**Exercise aim:** State how many lines of the entries below hold the word "watching"; reply with nothing but the number.

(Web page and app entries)
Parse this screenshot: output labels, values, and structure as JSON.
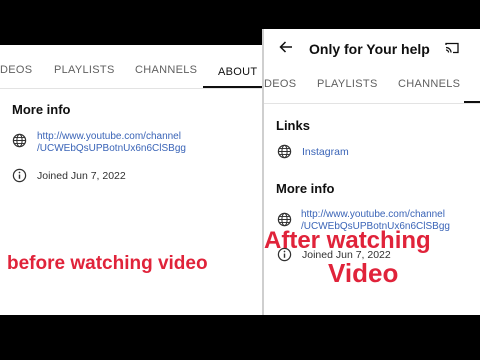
{
  "left": {
    "tabs": [
      {
        "label": "DEOS"
      },
      {
        "label": "PLAYLISTS"
      },
      {
        "label": "CHANNELS"
      },
      {
        "label": "ABOUT"
      }
    ],
    "more_info_heading": "More info",
    "channel_url_line1": "http://www.youtube.com/channel",
    "channel_url_line2": "/UCWEbQsUPBotnUx6n6ClSBgg",
    "joined": "Joined Jun 7, 2022",
    "overlay_caption": "before watching video"
  },
  "right": {
    "title": "Only for Your help",
    "tabs": [
      {
        "label": "DEOS"
      },
      {
        "label": "PLAYLISTS"
      },
      {
        "label": "CHANNELS"
      }
    ],
    "links_heading": "Links",
    "instagram_label": "Instagram",
    "more_info_heading": "More info",
    "channel_url_line1": "http://www.youtube.com/channel",
    "channel_url_line2": "/UCWEbQsUPBotnUx6n6ClSBgg",
    "joined": "Joined Jun 7, 2022",
    "overlay_line1": "After  watching",
    "overlay_line2": "Video"
  },
  "colors": {
    "link": "#3a64b7",
    "overlay_red": "#e0233a",
    "background": "#000000"
  },
  "icons": [
    "globe-icon",
    "info-icon",
    "back-arrow-icon",
    "cast-icon"
  ]
}
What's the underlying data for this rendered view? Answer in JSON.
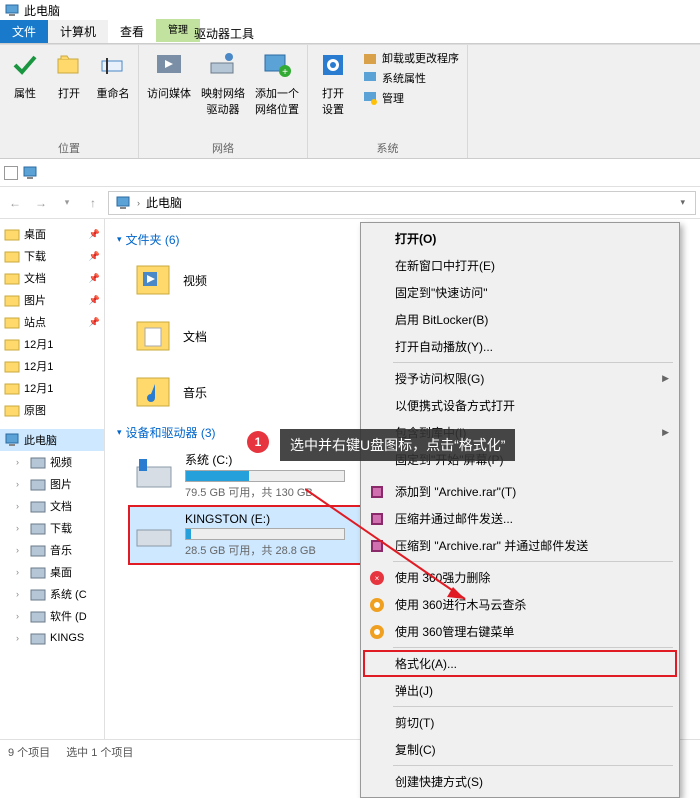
{
  "window": {
    "title": "此电脑"
  },
  "tabs": {
    "file": "文件",
    "computer": "计算机",
    "view": "查看",
    "manage": "管理",
    "drive_tools": "驱动器工具"
  },
  "ribbon": {
    "group_location": {
      "label": "位置",
      "properties": "属性",
      "open": "打开",
      "rename": "重命名"
    },
    "group_network": {
      "label": "网络",
      "access_media": "访问媒体",
      "map_drive": "映射网络\n驱动器",
      "add_location": "添加一个\n网络位置"
    },
    "group_system": {
      "label": "系统",
      "open_settings": "打开\n设置",
      "uninstall": "卸载或更改程序",
      "sys_props": "系统属性",
      "manage": "管理"
    }
  },
  "address": {
    "location": "此电脑"
  },
  "nav_pane": {
    "quick": [
      {
        "label": "桌面",
        "pin": true
      },
      {
        "label": "下载",
        "pin": true
      },
      {
        "label": "文档",
        "pin": true
      },
      {
        "label": "图片",
        "pin": true
      },
      {
        "label": "站点",
        "pin": true
      },
      {
        "label": "12月1"
      },
      {
        "label": "12月1"
      },
      {
        "label": "12月1"
      },
      {
        "label": "原图"
      }
    ],
    "this_pc": "此电脑",
    "tree": [
      {
        "label": "视频"
      },
      {
        "label": "图片"
      },
      {
        "label": "文档"
      },
      {
        "label": "下载"
      },
      {
        "label": "音乐"
      },
      {
        "label": "桌面"
      },
      {
        "label": "系统 (C"
      },
      {
        "label": "软件 (D"
      },
      {
        "label": "KINGS"
      }
    ]
  },
  "main": {
    "folders_header": "文件夹 (6)",
    "folders": [
      {
        "name": "视频"
      },
      {
        "name": "文档"
      },
      {
        "name": "音乐"
      }
    ],
    "drives_header": "设备和驱动器 (3)",
    "drives": [
      {
        "name": "系统 (C:)",
        "free": "79.5 GB 可用，共 130 GB",
        "fill_pct": 40
      },
      {
        "name": "KINGSTON (E:)",
        "free": "28.5 GB 可用，共 28.8 GB",
        "fill_pct": 3,
        "selected": true
      }
    ]
  },
  "callout": {
    "num": "1",
    "text": "选中并右键U盘图标，点击“格式化”"
  },
  "context_menu": {
    "items": [
      {
        "label": "打开(O)",
        "bold": true
      },
      {
        "label": "在新窗口中打开(E)"
      },
      {
        "label": "固定到\"快速访问\""
      },
      {
        "label": "启用 BitLocker(B)"
      },
      {
        "label": "打开自动播放(Y)..."
      },
      {
        "sep": true
      },
      {
        "label": "授予访问权限(G)",
        "sub": true
      },
      {
        "label": "以便携式设备方式打开"
      },
      {
        "label": "包含到库中(I)",
        "sub": true
      },
      {
        "label": "固定到\"开始\"屏幕(P)"
      },
      {
        "sep": true,
        "covered": true
      },
      {
        "label": "添加到 \"Archive.rar\"(T)",
        "icon": "rar"
      },
      {
        "label": "压缩并通过邮件发送...",
        "icon": "rar"
      },
      {
        "label": "压缩到 \"Archive.rar\" 并通过邮件发送",
        "icon": "rar"
      },
      {
        "sep": true
      },
      {
        "label": "使用 360强力删除",
        "icon": "360"
      },
      {
        "label": "使用 360进行木马云查杀",
        "icon": "360y"
      },
      {
        "label": "使用 360管理右键菜单",
        "icon": "360y"
      },
      {
        "sep": true
      },
      {
        "label": "格式化(A)...",
        "hl": true
      },
      {
        "label": "弹出(J)"
      },
      {
        "sep": true
      },
      {
        "label": "剪切(T)"
      },
      {
        "label": "复制(C)"
      },
      {
        "sep": true
      },
      {
        "label": "创建快捷方式(S)"
      }
    ]
  },
  "statusbar": {
    "count": "9 个项目",
    "selected": "选中 1 个项目"
  }
}
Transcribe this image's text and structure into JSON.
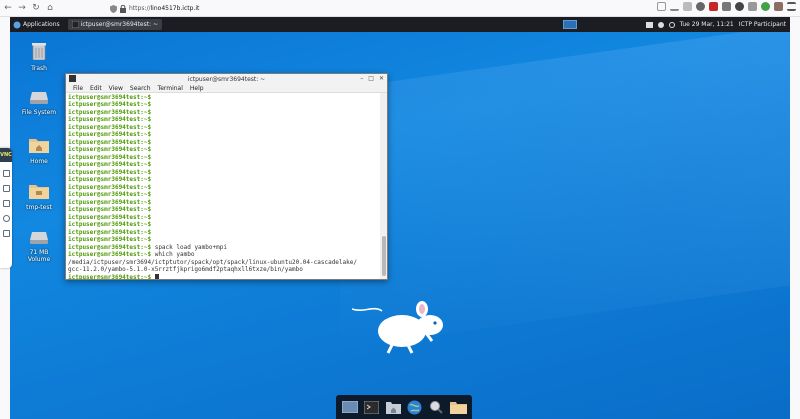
{
  "browser": {
    "url_prefix": "https://",
    "url_host": "lino4517b.ictp.it",
    "nav_back": "←",
    "nav_forward": "→",
    "nav_reload": "↻",
    "nav_home": "⌂"
  },
  "panel": {
    "applications_label": "Applications",
    "task_label": "ictpuser@smr3694test: ~",
    "datetime": "Tue 29 Mar, 11:21",
    "user": "ICTP Participant"
  },
  "desktop_icons": [
    {
      "label": "Trash"
    },
    {
      "label": "File System"
    },
    {
      "label": "Home"
    },
    {
      "label": "tmp-test"
    },
    {
      "label": "71 MB Volume"
    }
  ],
  "terminal": {
    "title": "ictpuser@smr3694test: ~",
    "menu": [
      "File",
      "Edit",
      "View",
      "Search",
      "Terminal",
      "Help"
    ],
    "prompt": "ictpuser@smr3694test:~$",
    "lines": [
      {
        "prompt": "ictpuser@smr3694test:~$",
        "text": ""
      },
      {
        "prompt": "ictpuser@smr3694test:~$",
        "text": ""
      },
      {
        "prompt": "ictpuser@smr3694test:~$",
        "text": ""
      },
      {
        "prompt": "ictpuser@smr3694test:~$",
        "text": ""
      },
      {
        "prompt": "ictpuser@smr3694test:~$",
        "text": ""
      },
      {
        "prompt": "ictpuser@smr3694test:~$",
        "text": ""
      },
      {
        "prompt": "ictpuser@smr3694test:~$",
        "text": ""
      },
      {
        "prompt": "ictpuser@smr3694test:~$",
        "text": ""
      },
      {
        "prompt": "ictpuser@smr3694test:~$",
        "text": ""
      },
      {
        "prompt": "ictpuser@smr3694test:~$",
        "text": ""
      },
      {
        "prompt": "ictpuser@smr3694test:~$",
        "text": ""
      },
      {
        "prompt": "ictpuser@smr3694test:~$",
        "text": ""
      },
      {
        "prompt": "ictpuser@smr3694test:~$",
        "text": ""
      },
      {
        "prompt": "ictpuser@smr3694test:~$",
        "text": ""
      },
      {
        "prompt": "ictpuser@smr3694test:~$",
        "text": ""
      },
      {
        "prompt": "ictpuser@smr3694test:~$",
        "text": ""
      },
      {
        "prompt": "ictpuser@smr3694test:~$",
        "text": ""
      },
      {
        "prompt": "ictpuser@smr3694test:~$",
        "text": ""
      },
      {
        "prompt": "ictpuser@smr3694test:~$",
        "text": ""
      },
      {
        "prompt": "ictpuser@smr3694test:~$",
        "text": ""
      },
      {
        "prompt": "ictpuser@smr3694test:~$",
        "text": " spack load yambo+mpi"
      },
      {
        "prompt": "ictpuser@smr3694test:~$",
        "text": " which yambo"
      },
      {
        "prompt": "",
        "text": "/media/ictpuser/smr3694/ictptutor/spack/opt/spack/linux-ubuntu20.04-cascadelake/"
      },
      {
        "prompt": "",
        "text": "gcc-11.2.0/yambo-5.1.0-x5rrztfjkprigo6mdf2ptaqhxll6txze/bin/yambo"
      },
      {
        "prompt": "ictpuser@smr3694test:~$",
        "text": " "
      }
    ]
  },
  "colors": {
    "desktop": "#0a74d3",
    "panel": "#1b1d22",
    "prompt": "#4e9a06"
  },
  "icons": {
    "vnc_label": "VNC"
  }
}
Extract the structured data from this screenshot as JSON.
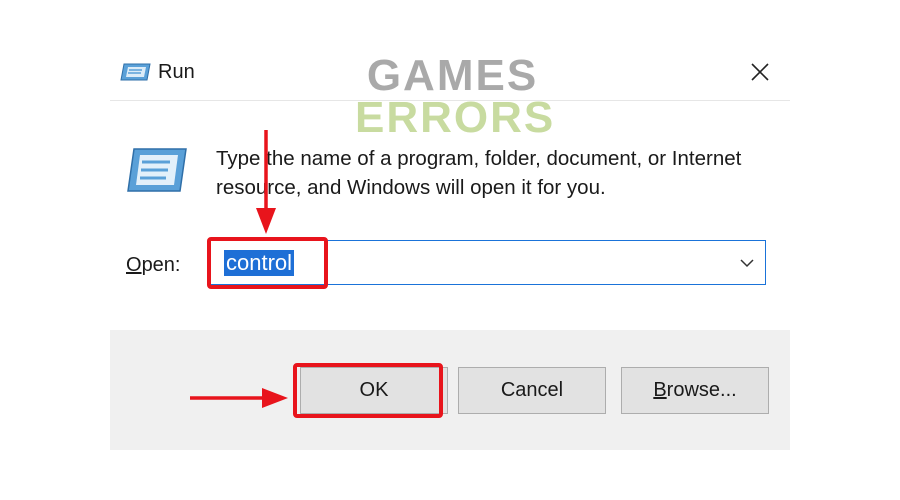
{
  "dialog": {
    "title": "Run",
    "close_glyph": "✕",
    "description": "Type the name of a program, folder, document, or Internet resource, and Windows will open it for you.",
    "open_label_accel": "O",
    "open_label_rest": "pen:",
    "open_value": "control",
    "buttons": {
      "ok": "OK",
      "cancel": "Cancel",
      "browse_accel": "B",
      "browse_rest": "rowse..."
    }
  },
  "watermark": {
    "line1": "GAMES",
    "line2": "ERRORS"
  },
  "colors": {
    "highlight": "#e8141c",
    "selection": "#1e6fd6",
    "footer_bg": "#f0f0f0",
    "watermark_gray": "#a9a9a9",
    "watermark_green": "#c8dba0"
  },
  "icons": [
    "run-icon",
    "close-icon",
    "chevron-down-icon",
    "arrow-down-icon",
    "arrow-right-icon"
  ]
}
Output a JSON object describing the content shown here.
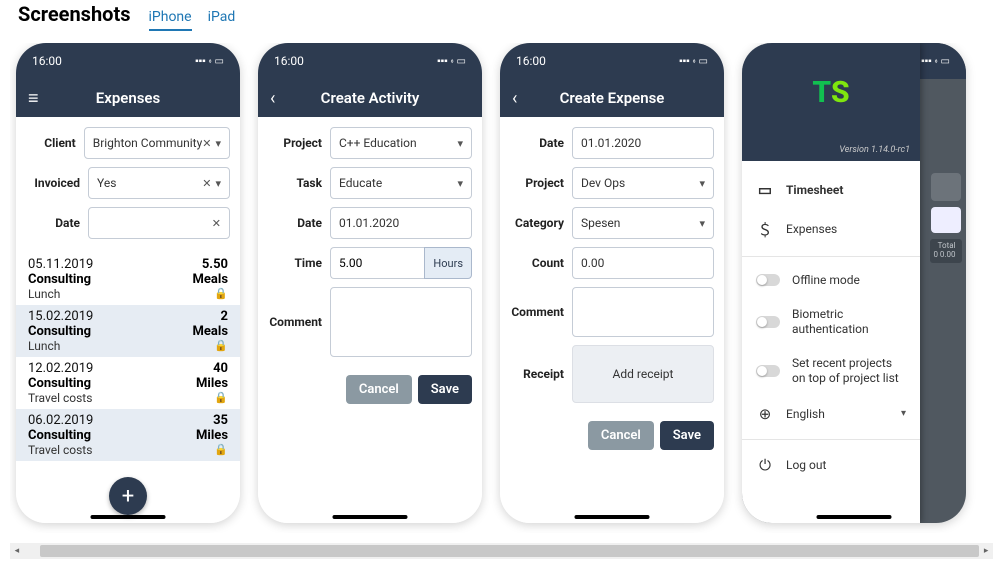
{
  "header": {
    "title": "Screenshots"
  },
  "tabs": {
    "iphone": "iPhone",
    "ipad": "iPad"
  },
  "statusbar": {
    "time": "16:00"
  },
  "s1": {
    "title": "Expenses",
    "fields": {
      "client_label": "Client",
      "client_value": "Brighton Community",
      "invoiced_label": "Invoiced",
      "invoiced_value": "Yes",
      "date_label": "Date",
      "date_value": ""
    },
    "items": [
      {
        "date": "05.11.2019",
        "amt": "5.50",
        "project": "Consulting",
        "cat": "Meals",
        "desc": "Lunch"
      },
      {
        "date": "15.02.2019",
        "amt": "2",
        "project": "Consulting",
        "cat": "Meals",
        "desc": "Lunch"
      },
      {
        "date": "12.02.2019",
        "amt": "40",
        "project": "Consulting",
        "cat": "Miles",
        "desc": "Travel costs"
      },
      {
        "date": "06.02.2019",
        "amt": "35",
        "project": "Consulting",
        "cat": "Miles",
        "desc": "Travel costs"
      }
    ]
  },
  "s2": {
    "title": "Create Activity",
    "project_label": "Project",
    "project_value": "C++ Education",
    "task_label": "Task",
    "task_value": "Educate",
    "date_label": "Date",
    "date_value": "01.01.2020",
    "time_label": "Time",
    "time_value": "5.00",
    "time_unit": "Hours",
    "comment_label": "Comment",
    "cancel": "Cancel",
    "save": "Save"
  },
  "s3": {
    "title": "Create Expense",
    "date_label": "Date",
    "date_value": "01.01.2020",
    "project_label": "Project",
    "project_value": "Dev Ops",
    "category_label": "Category",
    "category_value": "Spesen",
    "count_label": "Count",
    "count_value": "0.00",
    "comment_label": "Comment",
    "receipt_label": "Receipt",
    "add_receipt": "Add receipt",
    "cancel": "Cancel",
    "save": "Save"
  },
  "s4": {
    "logo_t": "T",
    "logo_s": "S",
    "version": "Version 1.14.0-rc1",
    "timesheet": "Timesheet",
    "expenses": "Expenses",
    "offline": "Offline mode",
    "biometric": "Biometric authentication",
    "recent": "Set recent projects on top of project list",
    "language": "English",
    "logout": "Log out",
    "bg_total": " Total",
    "bg_amount": "0 0.00"
  }
}
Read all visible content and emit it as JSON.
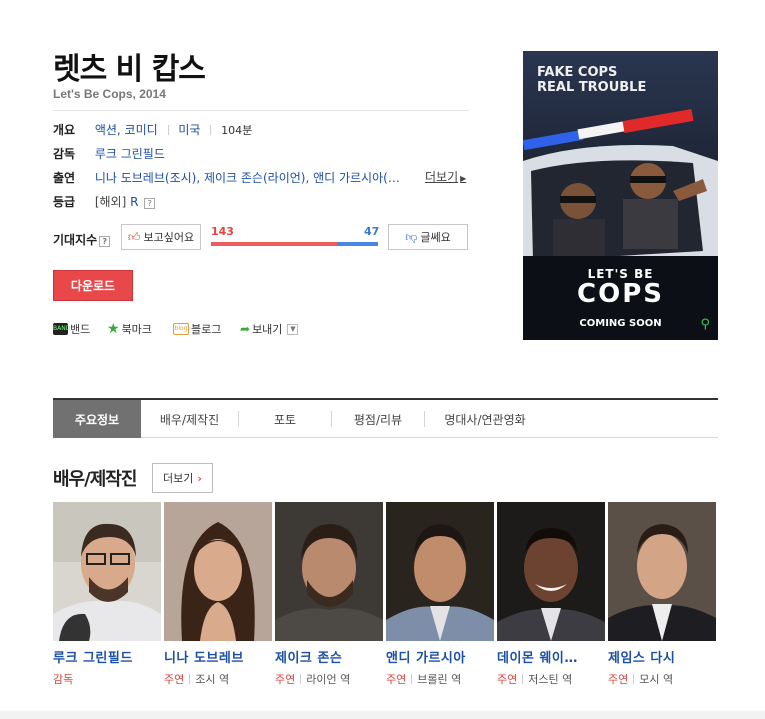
{
  "movie": {
    "title": "렛츠 비 캅스",
    "subtitle": "Let's Be Cops, 2014"
  },
  "info": {
    "overview_label": "개요",
    "genre": "액션, 코미디",
    "country": "미국",
    "runtime": "104분",
    "director_label": "감독",
    "director": "루크 그린필드",
    "cast_label": "출연",
    "cast_text": "니나 도브레브(조시), 제이크 존슨(라이언), 앤디 가르시아(…",
    "cast_more": "더보기",
    "rating_label": "등급",
    "rating_region": "[해외]",
    "rating": "R",
    "help_glyph": "?"
  },
  "expectation": {
    "label": "기대지수",
    "want_label": "보고싶어요",
    "meh_label": "글쎄요",
    "want_count": "143",
    "meh_count": "47",
    "want_ratio": 0.753
  },
  "download_label": "다운로드",
  "share": {
    "band": "밴드",
    "bookmark": "북마크",
    "blog": "블로그",
    "send": "보내기"
  },
  "poster": {
    "tagline1": "FAKE COPS",
    "tagline2": "REAL TROUBLE",
    "title1": "LET'S BE",
    "title2": "COPS",
    "coming": "COMING SOON"
  },
  "tabs": [
    "주요정보",
    "배우/제작진",
    "포토",
    "평점/리뷰",
    "명대사/연관영화"
  ],
  "cast_section": {
    "title": "배우/제작진",
    "more_label": "더보기",
    "people": [
      {
        "name": "루크 그린필드",
        "role": "감독",
        "character": ""
      },
      {
        "name": "니나 도브레브",
        "role": "주연",
        "character": "조시 역"
      },
      {
        "name": "제이크 존슨",
        "role": "주연",
        "character": "라이언 역"
      },
      {
        "name": "앤디 가르시아",
        "role": "주연",
        "character": "브롤린 역"
      },
      {
        "name": "데이몬 웨이…",
        "role": "주연",
        "character": "저스틴 역"
      },
      {
        "name": "제임스 다시",
        "role": "주연",
        "character": "모시 역"
      }
    ]
  },
  "colors": {
    "accent_red": "#e9484b",
    "link_blue": "#1c4fa6",
    "meh_blue": "#4a86e0"
  }
}
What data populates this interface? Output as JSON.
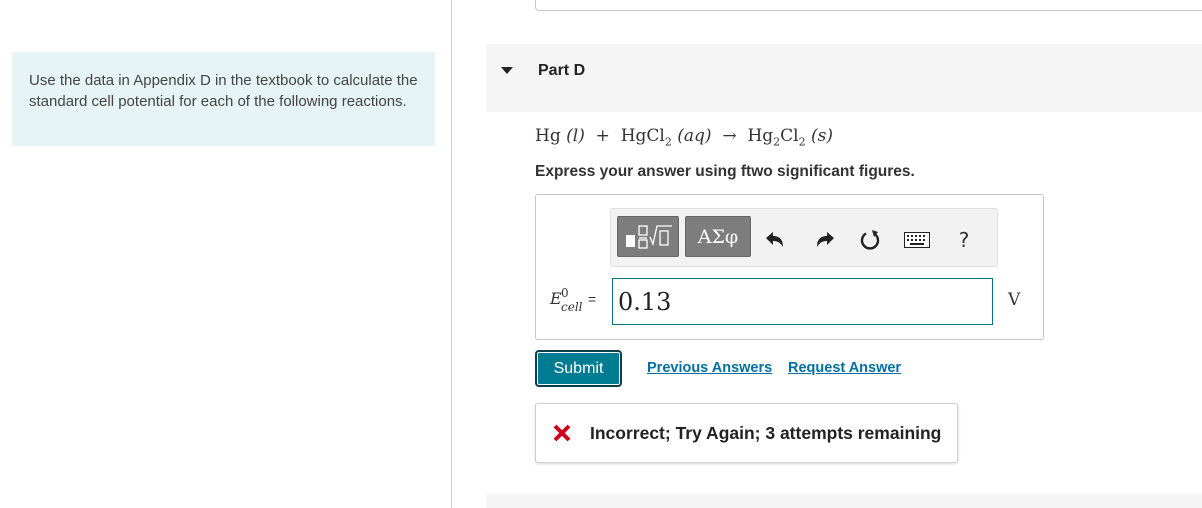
{
  "intro": {
    "text": "Use the data in Appendix D in the textbook to calculate the standard cell potential for each of the following reactions."
  },
  "part": {
    "title": "Part D"
  },
  "equation": {
    "lhs1": "Hg",
    "lhs1_state": "(l)",
    "plus": "+",
    "lhs2": "HgCl",
    "lhs2_sub": "2",
    "lhs2_state": "(aq)",
    "arrow": "→",
    "rhs_a": "Hg",
    "rhs_sub1": "2",
    "rhs_b": "Cl",
    "rhs_sub2": "2",
    "rhs_state": "(s)"
  },
  "instruction": "Express your answer using ftwo significant figures.",
  "toolbar": {
    "templates_icon": "templates-icon",
    "greek_label": "ΑΣφ",
    "undo_icon": "undo-icon",
    "redo_icon": "redo-icon",
    "reset_icon": "reset-icon",
    "keyboard_icon": "keyboard-icon",
    "help_label": "?"
  },
  "answer": {
    "label_main": "E",
    "label_sup": "0",
    "label_sub": "cell",
    "label_eq": "=",
    "value": "0.13",
    "unit": "V"
  },
  "actions": {
    "submit_label": "Submit",
    "previous_answers_label": "Previous Answers",
    "request_answer_label": "Request Answer"
  },
  "feedback": {
    "icon": "incorrect-x-icon",
    "text": "Incorrect; Try Again; 3 attempts remaining"
  },
  "colors": {
    "accent": "#007c92",
    "link": "#0070a0",
    "error": "#d0021b",
    "intro_bg": "#e6f4f5"
  }
}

**Answer:** 2